LONDON (AP) — Jude Law has told Britain's phone hacking trial that for years the media had an "unhealthy" amount of information about his private life. But the actor said he was unaware until he heard it in court Monday that a close family member allegedly sold stories about him to the tabloid press.
Law appeared as a witness at the trial of two former editors of Rupert Murdoch's now-defunct News of the World tabloid — Rebekah Brooks and Andy Coulson — and five others on charges related to illegal eavesdropping. The defendants deny all the charges.
The "Sherlock Holmes" star was for years a favorite of Britain's tabloid press, which reveled in details of his relationships with designer Sadie Frost and actress Sienna Miller.
Law said that his media profile rose after he was nominated for an Academy Award in 2001 for "The Talented Mr. Ripley." From then on, he said, "there seemed to be an unhealthy amount of information" about him in the press, and he would often arrive at places with his children to find photographers already there.
Law, Frost and Miller are among scores of celebrities, politicians and others who have been paid compensation for phone hacking by Murdoch's News Corp. Murdoch closed the News of the World in 2011 after details emerged of the scale of its snooping.
But a defense lawyer suggested Monday that some of the information in 2005 News of the World stories alleging an affair between Law's then-girlfriend Miller and actor Daniel Craig might have had another source — Law's associates.
"I didn't know anyone around me was talking to the newspapers," the 41-year-old actor said as he gave evidence for just over an hour at London's Central Criminal Court.
Coulson's lawyer, Timothy Langdale, asked Law if he knew that a member of his immediate family had been giving information to the News of the World in exchange for money.
"I was not aware of that," Law said. Asked when he first heard of the allegation, Law said: "Today."
Law was shown the name of the family member on a piece of paper. It was not shown to the jury or journalists.
The trial also heard evidence from former tabloid journalist Dan Evans, who has pleaded guilty to hacking phones while employed by the News of the World and, before that, rival tabloid the Sunday Mirror.
He said that while at the Sunday Mirror between 2003 and 2005, he was given the phone numbers of celebrities and told to "crack" them.
"Principally I was tasked with covering news events, investigations, undercover work, latterly with hacking people's voicemail," Evans said.
He later worked for the News of the World between 2005 and 2010.
Evans has pleaded guilty to hacking phones at both newspapers, and is appearing as a prosecution witness against his former colleagues.
The police investigation into phone hacking initially focused on Murdoch's papers, but has spread to take in other companies, including Trinity Mirror PLC, which owns the Sunday Mirror and the Daily Mirror.

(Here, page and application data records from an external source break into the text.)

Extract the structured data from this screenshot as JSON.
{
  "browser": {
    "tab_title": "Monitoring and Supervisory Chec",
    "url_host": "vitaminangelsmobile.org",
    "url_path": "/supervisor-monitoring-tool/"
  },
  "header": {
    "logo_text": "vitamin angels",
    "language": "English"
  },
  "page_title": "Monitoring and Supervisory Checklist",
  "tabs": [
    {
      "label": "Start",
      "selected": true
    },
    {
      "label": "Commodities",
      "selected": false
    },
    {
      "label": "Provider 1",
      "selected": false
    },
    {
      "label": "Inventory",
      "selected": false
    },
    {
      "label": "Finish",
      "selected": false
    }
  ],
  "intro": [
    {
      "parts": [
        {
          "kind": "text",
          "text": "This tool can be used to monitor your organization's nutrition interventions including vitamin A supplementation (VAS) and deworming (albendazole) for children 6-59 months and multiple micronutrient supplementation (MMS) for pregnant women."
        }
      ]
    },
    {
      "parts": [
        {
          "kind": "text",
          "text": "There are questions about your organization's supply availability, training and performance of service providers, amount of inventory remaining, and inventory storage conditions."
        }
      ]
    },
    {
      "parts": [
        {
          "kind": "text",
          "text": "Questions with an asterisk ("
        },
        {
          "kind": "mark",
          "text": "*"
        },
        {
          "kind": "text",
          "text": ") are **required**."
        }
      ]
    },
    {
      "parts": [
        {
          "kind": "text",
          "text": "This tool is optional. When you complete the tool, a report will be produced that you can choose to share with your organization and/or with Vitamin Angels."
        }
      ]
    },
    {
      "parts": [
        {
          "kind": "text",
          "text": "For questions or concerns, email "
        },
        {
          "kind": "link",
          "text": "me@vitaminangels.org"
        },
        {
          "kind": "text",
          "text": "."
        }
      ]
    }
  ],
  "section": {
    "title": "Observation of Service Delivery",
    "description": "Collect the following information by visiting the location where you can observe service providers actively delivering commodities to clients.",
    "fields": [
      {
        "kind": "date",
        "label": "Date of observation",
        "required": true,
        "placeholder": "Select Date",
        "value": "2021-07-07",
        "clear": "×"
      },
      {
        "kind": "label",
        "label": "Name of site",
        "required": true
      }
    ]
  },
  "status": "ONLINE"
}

The Daily Mirror was edited between 1995 and 2004 by CNN interviewer Piers Morgan, who told a British inquiry into media ethics that he was not aware of any phone hacking while he was there. The head of the inquiry, judge Brian Leveson, called Morgan's claim "utterly unpersuasive."